Extracted entries section start

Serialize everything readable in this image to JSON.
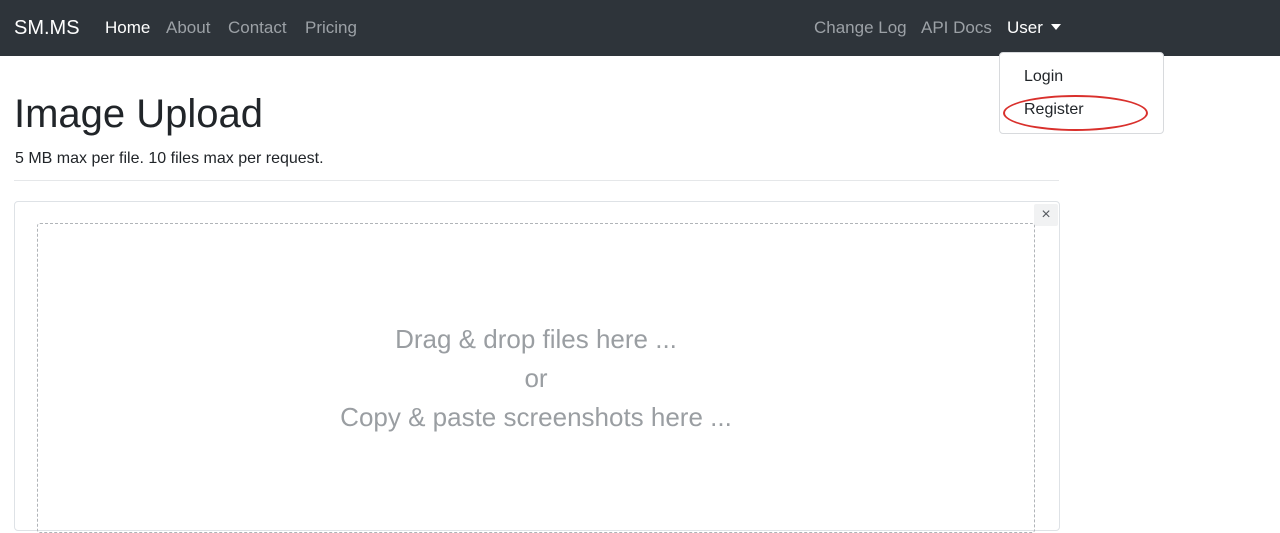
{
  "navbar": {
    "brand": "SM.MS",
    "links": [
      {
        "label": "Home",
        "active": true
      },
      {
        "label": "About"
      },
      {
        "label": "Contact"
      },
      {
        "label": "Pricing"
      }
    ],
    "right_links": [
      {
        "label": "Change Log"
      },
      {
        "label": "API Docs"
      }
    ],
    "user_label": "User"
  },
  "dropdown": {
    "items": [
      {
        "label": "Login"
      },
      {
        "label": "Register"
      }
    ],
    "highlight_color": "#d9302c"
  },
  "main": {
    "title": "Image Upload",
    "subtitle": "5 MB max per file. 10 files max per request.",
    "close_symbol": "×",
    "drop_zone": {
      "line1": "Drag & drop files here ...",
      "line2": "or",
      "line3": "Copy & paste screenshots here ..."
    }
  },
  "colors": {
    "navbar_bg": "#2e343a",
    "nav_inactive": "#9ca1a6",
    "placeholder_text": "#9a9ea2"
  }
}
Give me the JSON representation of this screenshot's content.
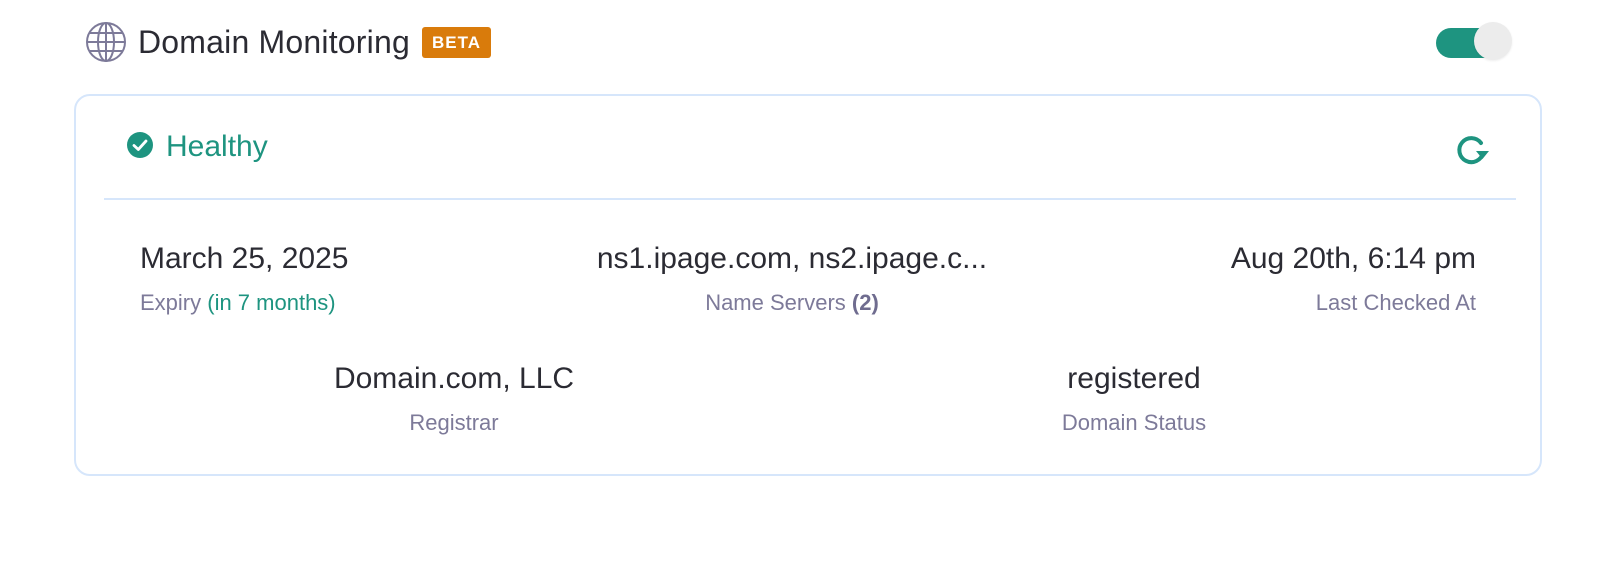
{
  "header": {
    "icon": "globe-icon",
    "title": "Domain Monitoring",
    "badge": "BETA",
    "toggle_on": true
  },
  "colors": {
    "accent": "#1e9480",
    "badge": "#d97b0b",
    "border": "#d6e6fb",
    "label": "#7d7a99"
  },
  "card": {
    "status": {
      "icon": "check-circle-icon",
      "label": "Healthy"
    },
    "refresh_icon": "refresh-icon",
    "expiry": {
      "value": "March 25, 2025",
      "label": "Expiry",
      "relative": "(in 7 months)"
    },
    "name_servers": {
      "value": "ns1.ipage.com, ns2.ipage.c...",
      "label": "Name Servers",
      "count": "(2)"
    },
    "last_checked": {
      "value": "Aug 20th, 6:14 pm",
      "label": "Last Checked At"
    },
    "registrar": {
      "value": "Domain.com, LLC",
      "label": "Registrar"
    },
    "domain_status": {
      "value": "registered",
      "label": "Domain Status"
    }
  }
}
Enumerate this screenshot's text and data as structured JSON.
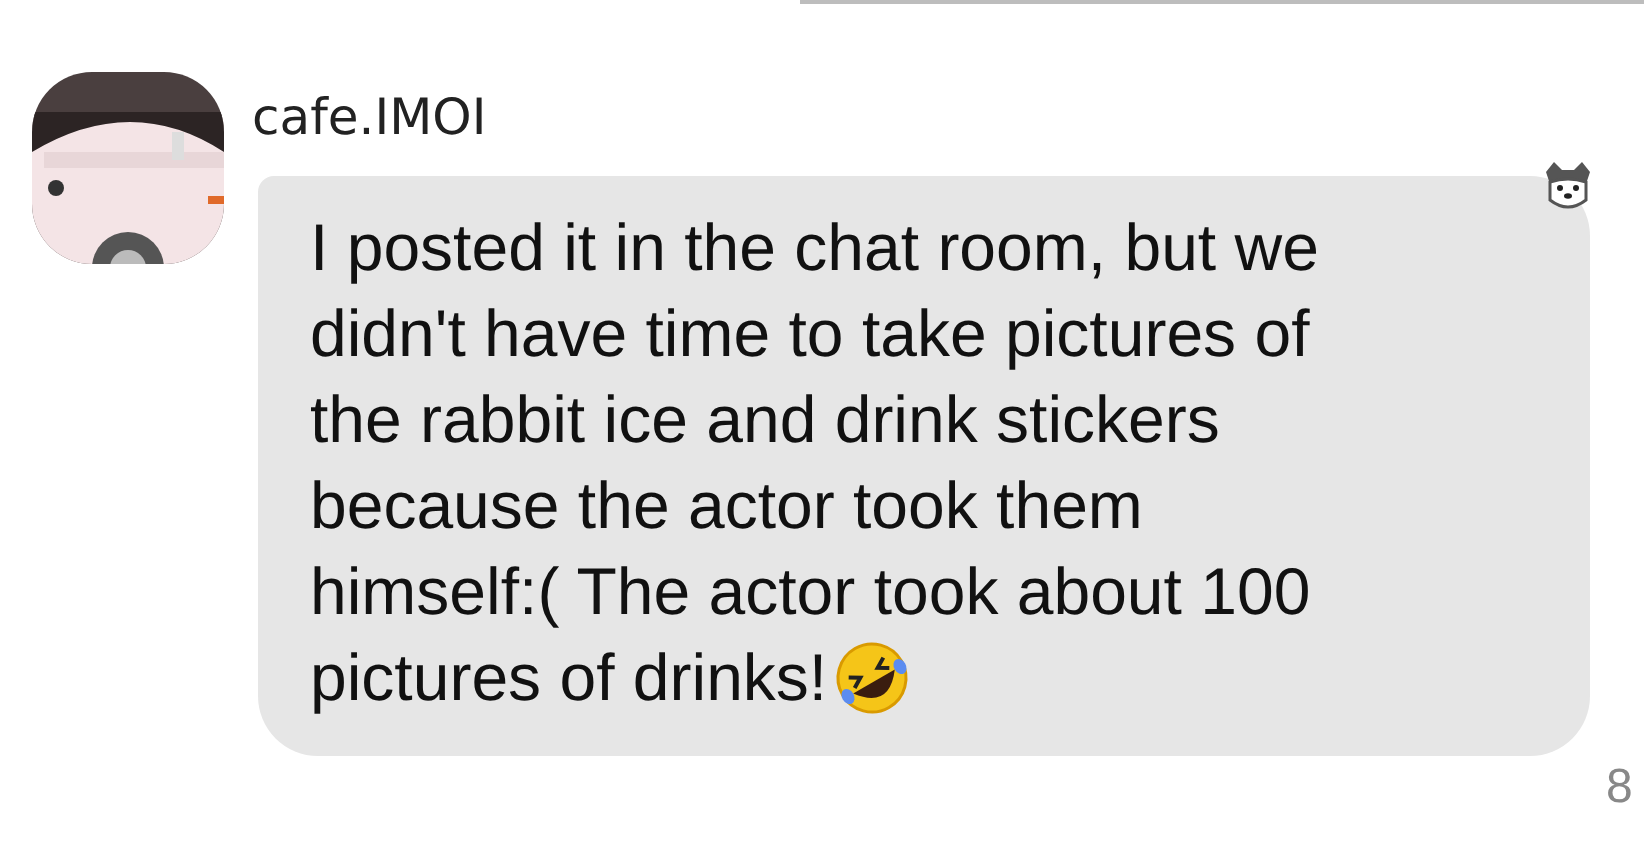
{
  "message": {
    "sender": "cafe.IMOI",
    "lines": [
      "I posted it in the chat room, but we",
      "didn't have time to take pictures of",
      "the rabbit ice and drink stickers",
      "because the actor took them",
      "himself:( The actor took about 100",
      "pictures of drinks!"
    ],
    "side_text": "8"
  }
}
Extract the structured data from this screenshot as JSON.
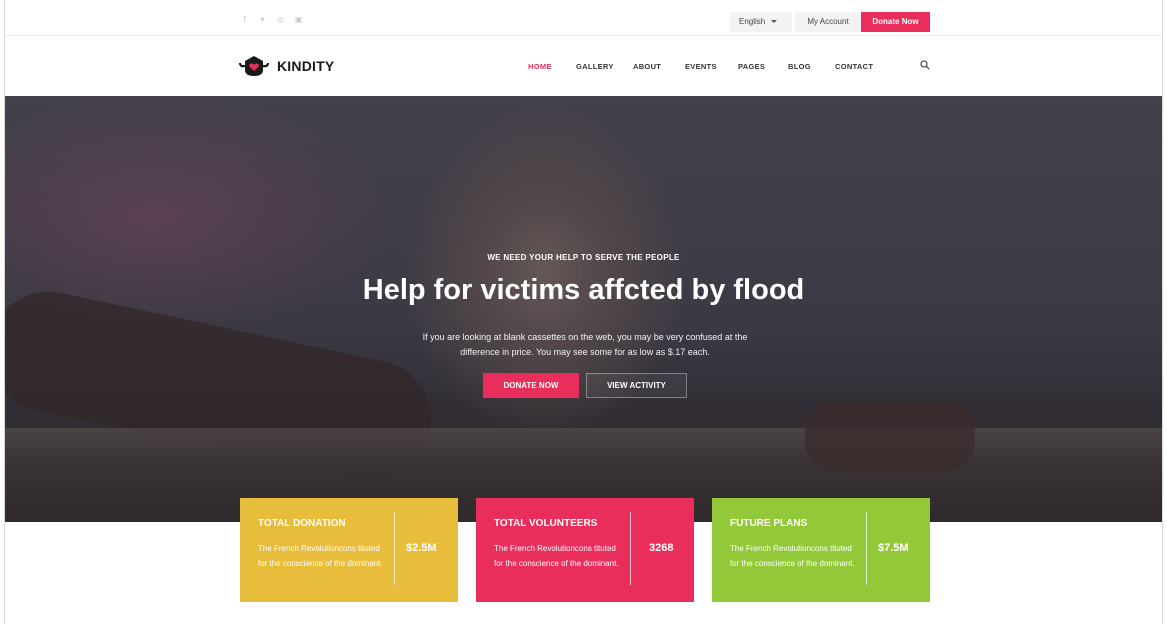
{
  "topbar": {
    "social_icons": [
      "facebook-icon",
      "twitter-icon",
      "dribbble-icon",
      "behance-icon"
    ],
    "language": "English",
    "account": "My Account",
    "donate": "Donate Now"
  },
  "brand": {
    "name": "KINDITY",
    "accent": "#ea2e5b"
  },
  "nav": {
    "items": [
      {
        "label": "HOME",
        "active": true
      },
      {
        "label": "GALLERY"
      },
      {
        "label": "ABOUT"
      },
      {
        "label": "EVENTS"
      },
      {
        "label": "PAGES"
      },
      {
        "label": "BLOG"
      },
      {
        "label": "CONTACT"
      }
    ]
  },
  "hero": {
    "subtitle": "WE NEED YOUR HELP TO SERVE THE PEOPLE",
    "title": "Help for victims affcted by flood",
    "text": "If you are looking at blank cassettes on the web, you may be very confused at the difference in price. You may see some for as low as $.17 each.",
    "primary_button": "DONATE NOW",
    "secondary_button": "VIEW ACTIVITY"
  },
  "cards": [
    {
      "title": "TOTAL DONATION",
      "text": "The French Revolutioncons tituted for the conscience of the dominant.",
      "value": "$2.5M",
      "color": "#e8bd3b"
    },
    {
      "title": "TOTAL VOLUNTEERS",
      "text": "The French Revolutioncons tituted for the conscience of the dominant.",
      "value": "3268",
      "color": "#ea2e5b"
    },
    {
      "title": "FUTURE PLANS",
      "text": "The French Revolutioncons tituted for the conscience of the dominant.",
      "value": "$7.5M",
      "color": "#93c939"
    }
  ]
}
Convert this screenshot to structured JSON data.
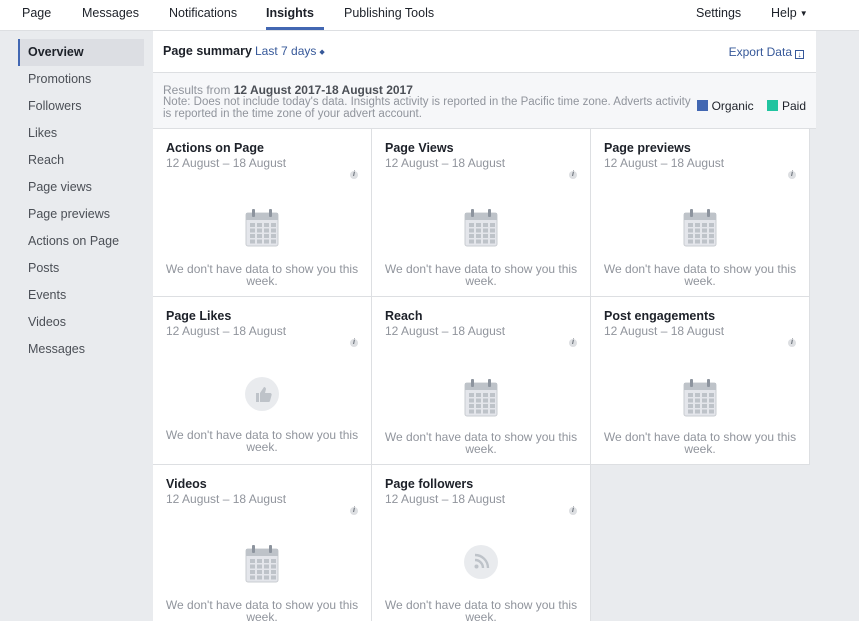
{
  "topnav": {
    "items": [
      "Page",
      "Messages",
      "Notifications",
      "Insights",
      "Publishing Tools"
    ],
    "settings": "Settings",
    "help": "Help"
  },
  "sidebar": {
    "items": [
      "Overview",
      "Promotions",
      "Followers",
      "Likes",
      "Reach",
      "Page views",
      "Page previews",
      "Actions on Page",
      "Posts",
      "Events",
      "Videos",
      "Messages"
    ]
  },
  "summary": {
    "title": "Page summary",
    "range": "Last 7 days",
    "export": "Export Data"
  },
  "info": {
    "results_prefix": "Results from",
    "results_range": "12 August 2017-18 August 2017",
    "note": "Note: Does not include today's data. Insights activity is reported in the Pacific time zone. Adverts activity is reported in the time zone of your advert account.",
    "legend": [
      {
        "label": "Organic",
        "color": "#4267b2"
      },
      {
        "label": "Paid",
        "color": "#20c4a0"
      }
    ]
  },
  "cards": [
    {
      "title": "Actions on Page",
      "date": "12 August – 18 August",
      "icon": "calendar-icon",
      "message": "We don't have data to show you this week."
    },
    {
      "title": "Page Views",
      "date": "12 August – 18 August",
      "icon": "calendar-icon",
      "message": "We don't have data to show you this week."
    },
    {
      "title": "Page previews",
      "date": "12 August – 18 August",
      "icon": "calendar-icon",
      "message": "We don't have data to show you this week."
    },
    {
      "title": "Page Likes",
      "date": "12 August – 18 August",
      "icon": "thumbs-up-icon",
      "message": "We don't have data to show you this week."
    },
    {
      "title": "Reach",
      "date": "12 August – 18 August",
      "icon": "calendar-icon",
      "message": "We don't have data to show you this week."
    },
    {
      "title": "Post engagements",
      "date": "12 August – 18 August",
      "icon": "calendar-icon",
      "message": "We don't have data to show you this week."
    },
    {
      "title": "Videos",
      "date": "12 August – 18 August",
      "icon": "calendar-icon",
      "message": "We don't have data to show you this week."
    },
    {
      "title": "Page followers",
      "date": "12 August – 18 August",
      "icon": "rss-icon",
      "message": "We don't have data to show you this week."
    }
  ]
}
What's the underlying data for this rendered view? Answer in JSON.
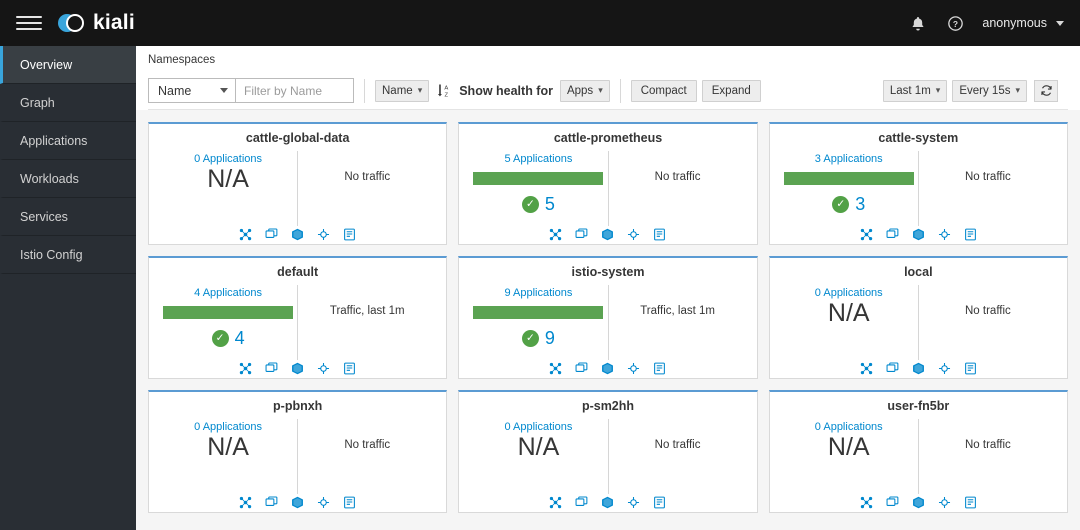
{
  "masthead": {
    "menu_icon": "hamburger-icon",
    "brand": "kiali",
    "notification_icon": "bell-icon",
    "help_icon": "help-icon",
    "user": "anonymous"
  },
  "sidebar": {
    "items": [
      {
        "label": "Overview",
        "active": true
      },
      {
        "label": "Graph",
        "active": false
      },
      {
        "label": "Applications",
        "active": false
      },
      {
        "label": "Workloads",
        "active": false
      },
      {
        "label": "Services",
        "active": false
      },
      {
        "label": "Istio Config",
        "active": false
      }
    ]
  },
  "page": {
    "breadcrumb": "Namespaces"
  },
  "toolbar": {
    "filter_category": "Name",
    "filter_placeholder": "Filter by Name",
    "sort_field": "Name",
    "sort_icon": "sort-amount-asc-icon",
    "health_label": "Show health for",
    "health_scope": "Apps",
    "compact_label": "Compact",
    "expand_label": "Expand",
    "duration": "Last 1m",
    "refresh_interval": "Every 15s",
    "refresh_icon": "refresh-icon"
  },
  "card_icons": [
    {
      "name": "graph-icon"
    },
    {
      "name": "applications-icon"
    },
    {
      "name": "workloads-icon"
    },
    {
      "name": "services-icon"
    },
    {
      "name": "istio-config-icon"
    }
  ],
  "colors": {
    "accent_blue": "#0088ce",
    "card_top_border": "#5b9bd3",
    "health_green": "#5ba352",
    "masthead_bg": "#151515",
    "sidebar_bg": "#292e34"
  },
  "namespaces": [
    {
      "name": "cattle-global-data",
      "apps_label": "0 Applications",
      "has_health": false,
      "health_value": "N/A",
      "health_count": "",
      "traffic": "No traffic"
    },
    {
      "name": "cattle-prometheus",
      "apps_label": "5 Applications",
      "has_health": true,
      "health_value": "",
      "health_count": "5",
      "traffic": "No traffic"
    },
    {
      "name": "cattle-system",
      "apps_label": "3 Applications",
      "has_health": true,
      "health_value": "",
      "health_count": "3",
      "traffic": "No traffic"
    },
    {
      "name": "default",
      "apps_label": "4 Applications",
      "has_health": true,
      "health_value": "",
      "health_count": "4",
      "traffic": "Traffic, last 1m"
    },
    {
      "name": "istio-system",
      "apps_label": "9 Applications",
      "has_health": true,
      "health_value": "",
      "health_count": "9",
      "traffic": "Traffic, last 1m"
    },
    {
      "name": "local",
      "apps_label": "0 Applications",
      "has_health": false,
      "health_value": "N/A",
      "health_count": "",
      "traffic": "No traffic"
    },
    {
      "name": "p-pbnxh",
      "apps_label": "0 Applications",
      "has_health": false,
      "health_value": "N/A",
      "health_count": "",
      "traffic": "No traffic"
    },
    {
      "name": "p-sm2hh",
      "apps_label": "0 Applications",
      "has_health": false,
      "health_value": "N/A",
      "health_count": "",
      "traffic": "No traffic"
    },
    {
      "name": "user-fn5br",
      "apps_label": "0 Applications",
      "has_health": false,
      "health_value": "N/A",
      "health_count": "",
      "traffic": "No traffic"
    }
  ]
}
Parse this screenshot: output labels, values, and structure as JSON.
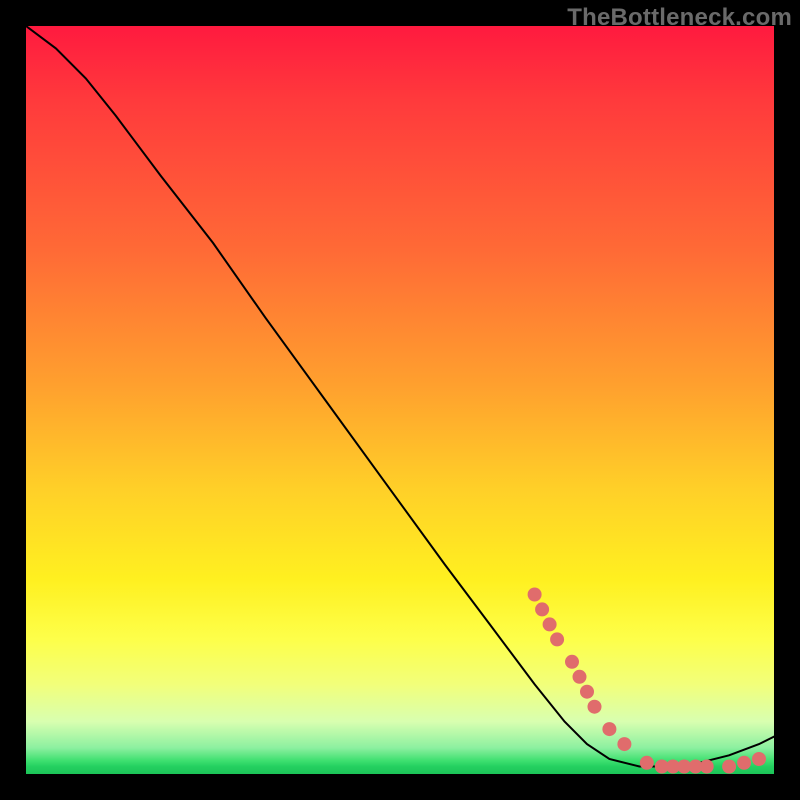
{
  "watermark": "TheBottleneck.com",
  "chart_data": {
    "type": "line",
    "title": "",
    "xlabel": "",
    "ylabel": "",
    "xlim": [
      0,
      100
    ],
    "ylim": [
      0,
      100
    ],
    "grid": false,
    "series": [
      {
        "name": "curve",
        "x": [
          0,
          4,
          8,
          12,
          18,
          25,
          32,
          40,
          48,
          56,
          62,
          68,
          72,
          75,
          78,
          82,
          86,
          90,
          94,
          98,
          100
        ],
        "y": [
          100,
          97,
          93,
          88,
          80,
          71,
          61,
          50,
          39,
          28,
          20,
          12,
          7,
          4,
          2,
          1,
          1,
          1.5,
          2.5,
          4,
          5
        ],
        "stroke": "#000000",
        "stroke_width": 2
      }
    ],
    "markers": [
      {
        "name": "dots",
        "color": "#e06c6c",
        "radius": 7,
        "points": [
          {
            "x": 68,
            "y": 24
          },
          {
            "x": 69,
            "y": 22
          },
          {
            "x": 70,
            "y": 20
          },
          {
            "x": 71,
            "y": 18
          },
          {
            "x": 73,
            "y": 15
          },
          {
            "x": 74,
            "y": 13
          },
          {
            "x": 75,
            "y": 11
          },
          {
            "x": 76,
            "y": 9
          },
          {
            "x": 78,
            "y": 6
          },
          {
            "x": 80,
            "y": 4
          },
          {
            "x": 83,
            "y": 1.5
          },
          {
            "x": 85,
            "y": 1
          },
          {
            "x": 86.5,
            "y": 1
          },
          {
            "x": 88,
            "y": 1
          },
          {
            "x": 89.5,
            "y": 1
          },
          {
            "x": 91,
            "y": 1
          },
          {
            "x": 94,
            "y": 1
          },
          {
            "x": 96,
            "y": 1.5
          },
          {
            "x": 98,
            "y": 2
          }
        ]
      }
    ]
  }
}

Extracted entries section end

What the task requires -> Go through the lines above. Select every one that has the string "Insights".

Written response ->
      "Insights",
    "note": "Note: Does not include today's data. Insights activity is reported in the Pacific time zone. Adverts activity is reported in the time zone of your advert account.",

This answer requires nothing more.